Collect every line in the records below that contains the word "username".

▶ Raw data
*** Begin section ***

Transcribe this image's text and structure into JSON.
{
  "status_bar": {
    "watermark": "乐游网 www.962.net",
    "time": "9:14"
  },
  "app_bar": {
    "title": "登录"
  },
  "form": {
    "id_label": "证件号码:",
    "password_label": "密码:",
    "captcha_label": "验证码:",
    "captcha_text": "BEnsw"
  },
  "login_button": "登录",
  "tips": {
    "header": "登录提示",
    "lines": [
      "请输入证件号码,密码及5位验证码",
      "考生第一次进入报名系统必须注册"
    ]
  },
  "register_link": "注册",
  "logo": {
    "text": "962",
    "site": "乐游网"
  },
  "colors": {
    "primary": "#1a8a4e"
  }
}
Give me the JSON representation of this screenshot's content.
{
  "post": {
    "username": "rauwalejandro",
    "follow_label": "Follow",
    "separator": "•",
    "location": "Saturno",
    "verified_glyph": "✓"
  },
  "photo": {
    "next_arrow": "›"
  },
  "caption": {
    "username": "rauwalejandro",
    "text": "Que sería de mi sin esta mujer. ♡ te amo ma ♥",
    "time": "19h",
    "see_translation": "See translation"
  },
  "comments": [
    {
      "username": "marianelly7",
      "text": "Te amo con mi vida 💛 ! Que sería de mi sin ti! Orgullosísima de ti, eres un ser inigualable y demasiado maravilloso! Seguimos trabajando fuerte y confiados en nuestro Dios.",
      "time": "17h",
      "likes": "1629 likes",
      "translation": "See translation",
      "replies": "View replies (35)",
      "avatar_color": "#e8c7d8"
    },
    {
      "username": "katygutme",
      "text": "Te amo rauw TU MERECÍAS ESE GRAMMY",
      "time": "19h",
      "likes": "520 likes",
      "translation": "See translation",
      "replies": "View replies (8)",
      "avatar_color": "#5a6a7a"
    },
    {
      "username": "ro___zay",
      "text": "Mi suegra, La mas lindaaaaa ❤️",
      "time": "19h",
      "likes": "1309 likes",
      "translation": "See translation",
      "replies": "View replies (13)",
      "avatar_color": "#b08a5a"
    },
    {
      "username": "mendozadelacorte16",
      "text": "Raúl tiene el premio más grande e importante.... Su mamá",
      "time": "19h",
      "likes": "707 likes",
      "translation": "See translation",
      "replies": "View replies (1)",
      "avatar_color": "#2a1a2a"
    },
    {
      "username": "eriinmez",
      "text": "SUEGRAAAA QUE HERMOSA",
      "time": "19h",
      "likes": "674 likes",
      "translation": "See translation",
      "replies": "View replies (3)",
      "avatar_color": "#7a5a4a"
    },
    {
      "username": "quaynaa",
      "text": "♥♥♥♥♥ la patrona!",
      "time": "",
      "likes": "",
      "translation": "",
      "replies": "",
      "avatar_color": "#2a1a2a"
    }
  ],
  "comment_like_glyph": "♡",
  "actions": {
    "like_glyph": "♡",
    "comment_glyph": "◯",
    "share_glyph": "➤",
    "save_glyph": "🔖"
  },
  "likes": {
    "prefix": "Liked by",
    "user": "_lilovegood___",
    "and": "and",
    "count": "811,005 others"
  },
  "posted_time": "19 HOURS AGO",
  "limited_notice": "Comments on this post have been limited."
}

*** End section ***
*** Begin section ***

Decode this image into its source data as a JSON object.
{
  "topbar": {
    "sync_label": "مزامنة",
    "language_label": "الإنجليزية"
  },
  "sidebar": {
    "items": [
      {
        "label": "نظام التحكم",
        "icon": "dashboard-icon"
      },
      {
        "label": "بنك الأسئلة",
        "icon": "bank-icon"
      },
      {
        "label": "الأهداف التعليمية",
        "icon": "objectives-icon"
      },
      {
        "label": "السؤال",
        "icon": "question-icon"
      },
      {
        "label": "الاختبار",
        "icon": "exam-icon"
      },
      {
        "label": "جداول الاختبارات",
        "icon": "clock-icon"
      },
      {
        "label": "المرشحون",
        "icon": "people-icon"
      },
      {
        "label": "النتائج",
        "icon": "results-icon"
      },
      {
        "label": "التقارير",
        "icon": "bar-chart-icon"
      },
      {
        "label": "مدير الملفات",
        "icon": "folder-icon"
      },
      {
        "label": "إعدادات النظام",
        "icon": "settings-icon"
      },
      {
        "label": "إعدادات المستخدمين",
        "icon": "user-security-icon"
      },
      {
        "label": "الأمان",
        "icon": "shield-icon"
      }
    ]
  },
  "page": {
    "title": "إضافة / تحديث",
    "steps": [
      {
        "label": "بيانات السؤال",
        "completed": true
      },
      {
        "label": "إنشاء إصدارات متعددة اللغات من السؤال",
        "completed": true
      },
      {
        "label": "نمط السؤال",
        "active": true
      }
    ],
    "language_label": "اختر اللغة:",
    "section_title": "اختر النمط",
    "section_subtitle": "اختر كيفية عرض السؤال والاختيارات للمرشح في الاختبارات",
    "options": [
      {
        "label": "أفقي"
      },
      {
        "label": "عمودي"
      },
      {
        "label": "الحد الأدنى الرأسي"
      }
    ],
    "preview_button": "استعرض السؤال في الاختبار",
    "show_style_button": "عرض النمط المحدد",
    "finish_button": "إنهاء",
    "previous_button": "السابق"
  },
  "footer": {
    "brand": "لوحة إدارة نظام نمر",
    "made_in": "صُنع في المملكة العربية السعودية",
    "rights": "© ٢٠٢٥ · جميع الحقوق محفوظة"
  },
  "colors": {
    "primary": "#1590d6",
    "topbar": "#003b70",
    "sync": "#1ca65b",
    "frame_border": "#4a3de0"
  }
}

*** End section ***
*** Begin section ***

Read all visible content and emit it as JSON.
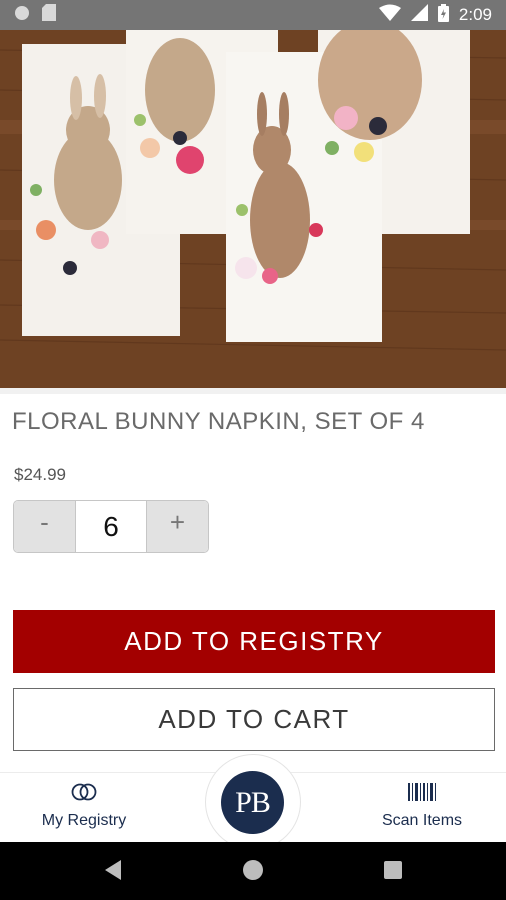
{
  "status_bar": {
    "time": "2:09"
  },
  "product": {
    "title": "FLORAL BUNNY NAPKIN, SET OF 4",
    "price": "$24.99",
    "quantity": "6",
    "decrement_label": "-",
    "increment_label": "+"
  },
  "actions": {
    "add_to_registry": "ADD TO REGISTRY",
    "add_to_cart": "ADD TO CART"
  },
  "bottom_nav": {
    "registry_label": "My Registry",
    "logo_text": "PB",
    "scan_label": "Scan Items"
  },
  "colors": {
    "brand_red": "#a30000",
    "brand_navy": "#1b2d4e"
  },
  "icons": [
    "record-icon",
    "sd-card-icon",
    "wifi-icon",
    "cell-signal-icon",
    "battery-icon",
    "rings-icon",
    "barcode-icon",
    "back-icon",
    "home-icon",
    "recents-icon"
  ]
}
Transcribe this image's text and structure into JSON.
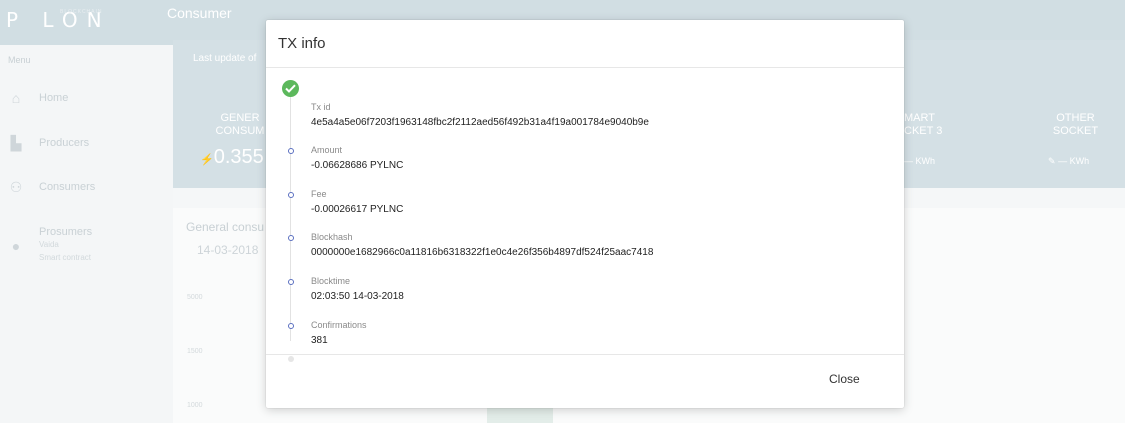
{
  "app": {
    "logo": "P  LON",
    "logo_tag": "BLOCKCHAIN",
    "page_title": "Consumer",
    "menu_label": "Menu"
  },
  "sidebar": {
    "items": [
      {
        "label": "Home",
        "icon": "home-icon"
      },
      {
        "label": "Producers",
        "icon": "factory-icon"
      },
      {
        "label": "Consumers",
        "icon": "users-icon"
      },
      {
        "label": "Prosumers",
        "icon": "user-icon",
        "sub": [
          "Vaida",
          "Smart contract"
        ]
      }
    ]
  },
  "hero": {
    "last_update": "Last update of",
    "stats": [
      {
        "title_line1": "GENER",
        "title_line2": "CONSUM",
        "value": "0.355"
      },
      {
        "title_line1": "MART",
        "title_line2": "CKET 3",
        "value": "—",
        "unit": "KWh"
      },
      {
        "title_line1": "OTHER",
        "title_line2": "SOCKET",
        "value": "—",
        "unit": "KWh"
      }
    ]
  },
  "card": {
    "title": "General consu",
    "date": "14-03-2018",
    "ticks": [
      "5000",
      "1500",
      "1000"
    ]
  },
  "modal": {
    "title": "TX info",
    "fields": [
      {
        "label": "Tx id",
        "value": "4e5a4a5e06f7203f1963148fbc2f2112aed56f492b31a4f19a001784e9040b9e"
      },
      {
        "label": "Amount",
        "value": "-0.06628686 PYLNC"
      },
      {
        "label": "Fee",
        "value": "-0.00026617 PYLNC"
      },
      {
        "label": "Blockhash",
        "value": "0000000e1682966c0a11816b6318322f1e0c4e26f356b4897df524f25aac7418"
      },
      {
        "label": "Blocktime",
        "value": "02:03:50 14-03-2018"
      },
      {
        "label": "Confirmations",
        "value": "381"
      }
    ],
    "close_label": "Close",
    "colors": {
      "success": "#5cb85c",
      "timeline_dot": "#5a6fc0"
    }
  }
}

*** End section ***

▶ Response area
    "username": "rauwalejandro",
    "username": "rauwalejandro",
      "username": "marianelly7",
      "username": "katygutme",
      "username": "ro___zay",
      "username": "mendozadelacorte16",
      "username": "eriinmez",
      "username": "quaynaa",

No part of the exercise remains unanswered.